Look, Conor, I’m as intrigued as anyone at the Paul/Frank bill that would end the federal prohibition on pot use. In fact, it’s something of a shame that it’s taken two crusty white men to introduce legislation that would improve the lives of a few million young black men. Were there no better opportunities? Was there no one else in Washington who tried drugs as a youth and whose trajectory to power would have been halted by an arrest for possession? None of the last three Presidents? Anyway.
Unfortunately, Conor’s taken too deep of a drag on this story:
Are Republicans serious when they say that the federal government should cede power to the states? Where do liberal Democrats really stand on drug prohibition? Congress must now confront those questions, thanks to Reps. Ron Paul and Barney Frank. [...]
Hailed as the first bill of its kind to be introduced in Congress – that’s expected to happen later today – its states’ rights approach is significant, and forces defenders of federal drug policy into their weakest position.
Of course, the bill is likely to fail anyway. In killing it, however, various hypocrisies will be highlighted. As a result, federal prohibition of marijuana will wind up marginally less tenable than before.

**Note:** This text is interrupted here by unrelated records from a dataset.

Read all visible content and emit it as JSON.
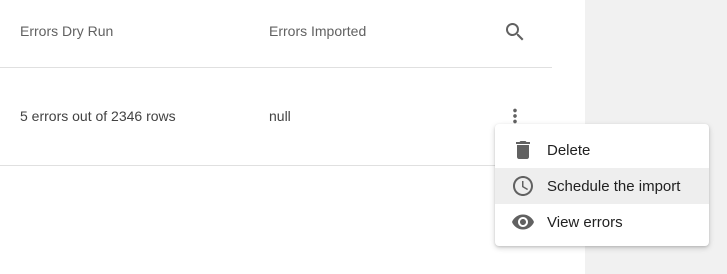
{
  "table": {
    "headers": [
      "Errors Dry Run",
      "Errors Imported"
    ],
    "rows": [
      {
        "errors_dry_run": "5 errors out of 2346 rows",
        "errors_imported": "null"
      }
    ]
  },
  "icons": {
    "search": "search-icon",
    "row_menu": "more-vert-icon"
  },
  "context_menu": {
    "items": [
      {
        "label": "Delete",
        "icon": "trash-icon"
      },
      {
        "label": "Schedule the import",
        "icon": "clock-icon",
        "highlighted": true
      },
      {
        "label": "View errors",
        "icon": "eye-icon"
      }
    ]
  },
  "colors": {
    "icon": "#616161",
    "divider": "#e0e0e0",
    "highlight": "#eeeeee"
  }
}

Right. That’s the one thing the legislature can’t handle. Hypocrisy. Oh, no, my position on one issue is inconsistent with my position on other issues. Let me kneel in Gethsemane and pray on the night before the vote. Abba, Father, all things are possible unto thee; take away this spliff from me: nevertheless not what I toke, but what thou tokest. Amen.